Bill welcomed by OceanaGold

OceanaGold’s Macraes Mine might meet the criteria for new fast-track legislation. PHOTO: SUPPLIED
OceanaGold’s Macraes Mine might meet the criteria for new fast-track legislation. PHOTO: SUPPLIED
A "large-scale" project to expand the life of Macraes Mine should meet the criteria for the government’s new fast-track legislation, OceanaGold says.

The controversial law change would give three ministers — Chris Bishop, Simeon Brown and Shane Jones — the ability to consent developments whether or not their approval is recommended by an expert panel.

OceanaGold was included in a list of 200 companies and organisations provided information by the government on how to apply for fast-track consents.

OceanaGold New Zealand legal and public affairs senior vice-president Alison Paul confirmed it received a letter from Mr Bishop and said it believed it had projects suitable to be included in the process when it became law.

The two "large-scale" projects it hoped could be fast-tracked were the extensions of its Waihi and Macraes operations.

Macraes was visited by Mr Jones for the unveiling of a new electric shovel last week.

The company released to the Otago Daily Times its previously unreported plans for an expansion of Macraes it hopes will extend the life of the mine to 2030.

The plan included expanding mine pits, backfilling pits not required for mining with waste rock, realigning a road to make way for a mine extension, processing low-grade ore stockpiled on site and revisiting previously mined areas.

OceanaGold welcomed the Bill as a way to streamline the consenting process.

"Such legislation would allow us to further contribute to the economy by reducing unnecessary regulatory complexity, while still ensuring the same high environmental and social standards are met.

"This includes our commitment to continue engaging fully with affected stakeholders, including iwi, environmental groups and members of the local community."

OceanaGold, which previously applied for consents to extend Macraes from both Waitaki District Council and Otago Regional Council, announced in 2020 that new consents meant it could continue operating until 2028.

Santana Minerals, which is behind a planned mine between Bendigo and Tarras labelled "the most significant single gold discovery in New Zealand in four decades", was also included in the companies contacted by the government.

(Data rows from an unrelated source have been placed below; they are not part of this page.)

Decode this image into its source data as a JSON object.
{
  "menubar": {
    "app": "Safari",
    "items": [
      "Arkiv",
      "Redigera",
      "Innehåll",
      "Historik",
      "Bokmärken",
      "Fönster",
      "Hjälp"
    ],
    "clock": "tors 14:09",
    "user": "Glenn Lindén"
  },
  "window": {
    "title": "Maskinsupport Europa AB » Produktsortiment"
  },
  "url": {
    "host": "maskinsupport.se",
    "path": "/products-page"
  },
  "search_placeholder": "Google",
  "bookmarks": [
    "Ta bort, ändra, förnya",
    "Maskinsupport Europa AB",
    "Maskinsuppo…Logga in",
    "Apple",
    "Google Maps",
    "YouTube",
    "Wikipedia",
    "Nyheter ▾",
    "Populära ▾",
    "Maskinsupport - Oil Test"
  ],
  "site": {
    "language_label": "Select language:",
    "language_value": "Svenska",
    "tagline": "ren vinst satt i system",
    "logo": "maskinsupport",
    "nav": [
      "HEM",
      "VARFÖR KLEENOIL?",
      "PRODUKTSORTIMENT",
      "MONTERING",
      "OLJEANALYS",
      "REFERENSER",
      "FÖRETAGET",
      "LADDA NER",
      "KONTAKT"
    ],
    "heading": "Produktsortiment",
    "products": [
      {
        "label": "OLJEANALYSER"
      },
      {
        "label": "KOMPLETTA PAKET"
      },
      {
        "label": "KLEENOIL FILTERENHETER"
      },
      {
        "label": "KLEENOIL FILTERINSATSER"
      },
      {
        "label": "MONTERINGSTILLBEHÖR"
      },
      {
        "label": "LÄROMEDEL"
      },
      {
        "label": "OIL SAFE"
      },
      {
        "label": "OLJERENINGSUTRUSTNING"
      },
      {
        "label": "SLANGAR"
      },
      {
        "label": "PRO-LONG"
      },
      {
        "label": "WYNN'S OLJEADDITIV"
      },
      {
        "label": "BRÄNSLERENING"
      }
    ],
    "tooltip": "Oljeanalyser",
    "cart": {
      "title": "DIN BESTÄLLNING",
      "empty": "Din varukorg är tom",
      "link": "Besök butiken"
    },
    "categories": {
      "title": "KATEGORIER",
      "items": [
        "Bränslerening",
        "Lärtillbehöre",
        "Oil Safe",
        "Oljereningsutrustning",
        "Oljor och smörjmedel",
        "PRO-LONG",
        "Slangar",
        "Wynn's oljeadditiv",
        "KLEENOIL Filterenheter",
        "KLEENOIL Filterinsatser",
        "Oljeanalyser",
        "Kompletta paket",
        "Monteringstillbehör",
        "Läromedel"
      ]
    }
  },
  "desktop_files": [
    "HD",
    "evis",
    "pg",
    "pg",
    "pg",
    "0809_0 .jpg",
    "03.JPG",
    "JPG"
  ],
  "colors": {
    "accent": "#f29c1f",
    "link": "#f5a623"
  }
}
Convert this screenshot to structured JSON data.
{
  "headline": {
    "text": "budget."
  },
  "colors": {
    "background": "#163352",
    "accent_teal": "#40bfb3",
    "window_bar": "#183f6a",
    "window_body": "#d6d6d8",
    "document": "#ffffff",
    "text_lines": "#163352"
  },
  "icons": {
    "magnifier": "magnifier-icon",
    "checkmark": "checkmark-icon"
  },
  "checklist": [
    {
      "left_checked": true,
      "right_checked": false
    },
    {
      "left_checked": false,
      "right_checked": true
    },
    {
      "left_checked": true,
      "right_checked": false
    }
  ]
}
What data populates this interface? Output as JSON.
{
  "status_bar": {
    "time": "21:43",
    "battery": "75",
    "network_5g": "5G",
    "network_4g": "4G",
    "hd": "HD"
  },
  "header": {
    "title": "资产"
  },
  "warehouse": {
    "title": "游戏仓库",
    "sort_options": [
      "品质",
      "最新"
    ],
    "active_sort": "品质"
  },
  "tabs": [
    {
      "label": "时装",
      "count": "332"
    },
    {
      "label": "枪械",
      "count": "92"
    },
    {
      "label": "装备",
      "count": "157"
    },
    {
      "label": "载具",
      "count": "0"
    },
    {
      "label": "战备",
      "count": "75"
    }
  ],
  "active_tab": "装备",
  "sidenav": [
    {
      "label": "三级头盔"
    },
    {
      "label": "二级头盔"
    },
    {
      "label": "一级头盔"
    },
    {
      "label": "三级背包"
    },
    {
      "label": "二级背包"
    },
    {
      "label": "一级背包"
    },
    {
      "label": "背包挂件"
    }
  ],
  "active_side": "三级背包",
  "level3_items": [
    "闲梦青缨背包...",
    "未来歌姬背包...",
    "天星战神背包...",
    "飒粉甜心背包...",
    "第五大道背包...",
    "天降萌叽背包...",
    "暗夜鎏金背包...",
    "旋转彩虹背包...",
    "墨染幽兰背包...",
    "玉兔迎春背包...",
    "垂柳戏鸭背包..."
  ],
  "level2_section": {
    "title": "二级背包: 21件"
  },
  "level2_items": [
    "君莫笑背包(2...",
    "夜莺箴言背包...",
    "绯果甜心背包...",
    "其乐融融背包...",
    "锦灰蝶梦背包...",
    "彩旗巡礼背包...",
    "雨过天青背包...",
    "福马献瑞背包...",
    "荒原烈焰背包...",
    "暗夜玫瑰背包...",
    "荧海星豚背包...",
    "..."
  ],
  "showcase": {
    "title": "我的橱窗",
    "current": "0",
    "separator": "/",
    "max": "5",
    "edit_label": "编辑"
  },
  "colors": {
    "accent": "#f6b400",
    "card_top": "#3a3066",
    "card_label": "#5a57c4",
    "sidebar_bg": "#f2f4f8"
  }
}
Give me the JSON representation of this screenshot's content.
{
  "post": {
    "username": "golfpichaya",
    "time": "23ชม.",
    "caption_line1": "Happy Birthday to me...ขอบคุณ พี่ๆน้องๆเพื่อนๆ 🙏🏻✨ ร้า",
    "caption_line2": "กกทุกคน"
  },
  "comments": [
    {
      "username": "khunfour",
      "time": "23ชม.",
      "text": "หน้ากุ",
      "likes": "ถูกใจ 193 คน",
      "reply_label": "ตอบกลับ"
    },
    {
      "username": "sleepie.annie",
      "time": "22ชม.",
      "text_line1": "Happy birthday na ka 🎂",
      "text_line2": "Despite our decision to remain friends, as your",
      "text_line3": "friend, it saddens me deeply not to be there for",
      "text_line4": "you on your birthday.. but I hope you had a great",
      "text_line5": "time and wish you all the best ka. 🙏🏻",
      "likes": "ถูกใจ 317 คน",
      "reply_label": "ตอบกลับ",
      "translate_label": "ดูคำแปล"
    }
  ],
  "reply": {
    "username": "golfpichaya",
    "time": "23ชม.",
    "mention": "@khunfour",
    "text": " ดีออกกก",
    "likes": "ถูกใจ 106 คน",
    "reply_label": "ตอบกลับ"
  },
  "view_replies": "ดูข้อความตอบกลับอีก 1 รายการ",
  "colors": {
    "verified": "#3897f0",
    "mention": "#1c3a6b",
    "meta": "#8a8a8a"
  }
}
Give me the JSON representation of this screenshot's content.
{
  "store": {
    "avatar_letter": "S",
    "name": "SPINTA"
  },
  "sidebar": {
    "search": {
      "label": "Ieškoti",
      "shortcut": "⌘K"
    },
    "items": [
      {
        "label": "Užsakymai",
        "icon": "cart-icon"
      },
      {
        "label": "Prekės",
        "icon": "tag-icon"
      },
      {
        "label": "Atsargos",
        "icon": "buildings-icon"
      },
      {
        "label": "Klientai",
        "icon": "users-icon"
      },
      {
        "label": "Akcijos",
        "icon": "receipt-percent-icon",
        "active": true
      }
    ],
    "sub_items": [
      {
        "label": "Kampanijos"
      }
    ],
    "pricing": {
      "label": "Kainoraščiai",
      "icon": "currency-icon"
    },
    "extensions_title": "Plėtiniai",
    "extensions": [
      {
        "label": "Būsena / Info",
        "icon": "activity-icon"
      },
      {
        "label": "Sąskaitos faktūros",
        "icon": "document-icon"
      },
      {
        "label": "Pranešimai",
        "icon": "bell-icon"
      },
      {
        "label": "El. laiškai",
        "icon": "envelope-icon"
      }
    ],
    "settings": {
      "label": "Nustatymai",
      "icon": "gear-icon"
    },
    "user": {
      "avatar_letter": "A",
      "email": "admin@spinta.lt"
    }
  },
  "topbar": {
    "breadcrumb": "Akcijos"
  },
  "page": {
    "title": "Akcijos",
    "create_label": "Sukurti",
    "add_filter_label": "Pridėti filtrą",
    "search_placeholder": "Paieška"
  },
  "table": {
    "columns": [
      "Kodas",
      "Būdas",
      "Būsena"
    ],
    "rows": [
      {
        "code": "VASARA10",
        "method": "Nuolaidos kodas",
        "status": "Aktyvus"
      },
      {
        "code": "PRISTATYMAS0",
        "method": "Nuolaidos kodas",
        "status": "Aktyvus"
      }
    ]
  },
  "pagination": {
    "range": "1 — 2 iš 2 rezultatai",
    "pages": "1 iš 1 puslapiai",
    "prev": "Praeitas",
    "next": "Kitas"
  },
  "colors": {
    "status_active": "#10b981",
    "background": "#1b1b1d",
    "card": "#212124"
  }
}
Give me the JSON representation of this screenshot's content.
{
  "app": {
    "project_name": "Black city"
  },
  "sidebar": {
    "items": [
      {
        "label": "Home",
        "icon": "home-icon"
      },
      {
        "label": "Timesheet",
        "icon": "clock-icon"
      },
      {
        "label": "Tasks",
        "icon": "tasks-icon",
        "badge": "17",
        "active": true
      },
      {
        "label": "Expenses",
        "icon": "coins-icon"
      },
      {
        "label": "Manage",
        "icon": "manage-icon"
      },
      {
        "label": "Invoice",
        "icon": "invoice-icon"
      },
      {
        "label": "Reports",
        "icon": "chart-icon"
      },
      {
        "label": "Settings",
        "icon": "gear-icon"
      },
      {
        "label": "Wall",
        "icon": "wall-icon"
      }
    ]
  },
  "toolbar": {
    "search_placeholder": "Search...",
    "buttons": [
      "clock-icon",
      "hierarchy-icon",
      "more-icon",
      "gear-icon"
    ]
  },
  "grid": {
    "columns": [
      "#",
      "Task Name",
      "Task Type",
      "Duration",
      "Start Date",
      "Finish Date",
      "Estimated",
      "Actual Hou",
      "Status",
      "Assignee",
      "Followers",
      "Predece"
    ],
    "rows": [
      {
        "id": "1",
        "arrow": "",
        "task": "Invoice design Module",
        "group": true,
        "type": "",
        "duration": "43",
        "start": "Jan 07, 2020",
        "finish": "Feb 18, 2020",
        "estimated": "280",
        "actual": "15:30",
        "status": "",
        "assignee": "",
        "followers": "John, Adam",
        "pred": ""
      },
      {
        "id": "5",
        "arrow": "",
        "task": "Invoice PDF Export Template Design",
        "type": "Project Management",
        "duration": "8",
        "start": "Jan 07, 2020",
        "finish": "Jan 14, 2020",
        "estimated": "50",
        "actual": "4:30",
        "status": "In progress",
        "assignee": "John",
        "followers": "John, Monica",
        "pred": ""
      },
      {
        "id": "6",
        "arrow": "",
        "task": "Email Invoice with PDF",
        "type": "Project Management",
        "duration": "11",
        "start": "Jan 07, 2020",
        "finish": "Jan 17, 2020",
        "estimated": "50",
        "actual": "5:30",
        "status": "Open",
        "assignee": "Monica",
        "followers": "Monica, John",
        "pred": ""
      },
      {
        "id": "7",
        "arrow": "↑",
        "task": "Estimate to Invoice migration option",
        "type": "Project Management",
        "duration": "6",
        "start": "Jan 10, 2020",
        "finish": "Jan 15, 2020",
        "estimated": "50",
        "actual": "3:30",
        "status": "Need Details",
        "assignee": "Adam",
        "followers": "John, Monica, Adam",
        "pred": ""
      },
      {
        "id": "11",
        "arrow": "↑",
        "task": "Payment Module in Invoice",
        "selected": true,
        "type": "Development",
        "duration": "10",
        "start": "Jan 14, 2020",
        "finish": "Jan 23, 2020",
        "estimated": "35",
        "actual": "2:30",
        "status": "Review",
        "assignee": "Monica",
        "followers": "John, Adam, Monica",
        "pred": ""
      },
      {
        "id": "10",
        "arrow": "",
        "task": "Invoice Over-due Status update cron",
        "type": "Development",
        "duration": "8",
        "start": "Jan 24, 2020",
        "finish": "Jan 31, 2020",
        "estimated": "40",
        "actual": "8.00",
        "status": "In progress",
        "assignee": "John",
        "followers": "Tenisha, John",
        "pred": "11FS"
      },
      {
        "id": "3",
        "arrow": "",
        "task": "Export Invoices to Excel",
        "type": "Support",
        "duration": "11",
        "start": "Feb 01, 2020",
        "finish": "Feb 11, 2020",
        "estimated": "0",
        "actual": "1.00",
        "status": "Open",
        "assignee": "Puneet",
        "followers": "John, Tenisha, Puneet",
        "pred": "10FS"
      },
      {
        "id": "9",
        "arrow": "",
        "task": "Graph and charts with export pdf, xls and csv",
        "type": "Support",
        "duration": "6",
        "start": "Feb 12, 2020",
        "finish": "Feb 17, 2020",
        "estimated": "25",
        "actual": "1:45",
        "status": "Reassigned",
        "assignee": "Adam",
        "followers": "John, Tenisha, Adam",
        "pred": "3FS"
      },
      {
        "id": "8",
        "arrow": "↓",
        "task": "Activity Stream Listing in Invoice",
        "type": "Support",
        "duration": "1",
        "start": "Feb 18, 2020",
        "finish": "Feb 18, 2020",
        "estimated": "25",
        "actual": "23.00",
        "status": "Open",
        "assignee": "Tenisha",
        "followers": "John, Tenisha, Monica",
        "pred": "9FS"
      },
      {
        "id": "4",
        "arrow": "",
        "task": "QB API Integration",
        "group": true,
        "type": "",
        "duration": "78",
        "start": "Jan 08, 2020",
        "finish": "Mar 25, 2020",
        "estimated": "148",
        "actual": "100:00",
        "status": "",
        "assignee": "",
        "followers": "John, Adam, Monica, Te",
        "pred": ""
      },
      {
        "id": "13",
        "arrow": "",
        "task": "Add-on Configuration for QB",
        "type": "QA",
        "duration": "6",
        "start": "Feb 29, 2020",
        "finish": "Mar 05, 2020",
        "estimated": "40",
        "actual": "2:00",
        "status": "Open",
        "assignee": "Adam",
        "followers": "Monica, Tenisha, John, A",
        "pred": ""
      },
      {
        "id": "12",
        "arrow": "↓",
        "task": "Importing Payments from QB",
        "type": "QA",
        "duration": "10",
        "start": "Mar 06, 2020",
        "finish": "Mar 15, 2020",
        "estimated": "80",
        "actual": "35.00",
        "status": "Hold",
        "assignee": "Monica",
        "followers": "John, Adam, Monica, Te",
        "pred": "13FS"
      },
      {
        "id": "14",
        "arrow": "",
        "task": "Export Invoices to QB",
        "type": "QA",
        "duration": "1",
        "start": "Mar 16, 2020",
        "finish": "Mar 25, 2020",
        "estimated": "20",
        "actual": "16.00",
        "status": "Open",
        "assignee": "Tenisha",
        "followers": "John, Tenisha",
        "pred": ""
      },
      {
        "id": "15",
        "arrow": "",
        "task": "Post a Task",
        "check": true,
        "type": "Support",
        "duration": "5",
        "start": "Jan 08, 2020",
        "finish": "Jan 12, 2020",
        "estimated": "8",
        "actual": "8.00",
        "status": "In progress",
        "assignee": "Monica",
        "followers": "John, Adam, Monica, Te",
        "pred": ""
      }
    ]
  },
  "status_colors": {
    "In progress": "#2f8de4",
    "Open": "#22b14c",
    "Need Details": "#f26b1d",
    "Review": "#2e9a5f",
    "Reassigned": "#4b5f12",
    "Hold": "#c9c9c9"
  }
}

Chief executive Damian Spring said it was working on a plan to get consent applications for a mine to the ORC and Central Otago District Council by the end of the year.

However, it confirmed it had expressed an interest in the fast-track legislation and discussed the issue with Mr Jones when he visited last month.

"If the Fast-track Approvals Bill comes into place within that timeframe and we are lucky enough to be eligible for that process then we will give it good consideration."

The work it was doing, including consulting with the councils and iwi, towards applying for a resource consent would help with any fast-track application.

The company supported having a fast-track process, which he said had the potential to be more of a "one-stop shop" as opposed to having to apply for separate consents from the ORC and CODC.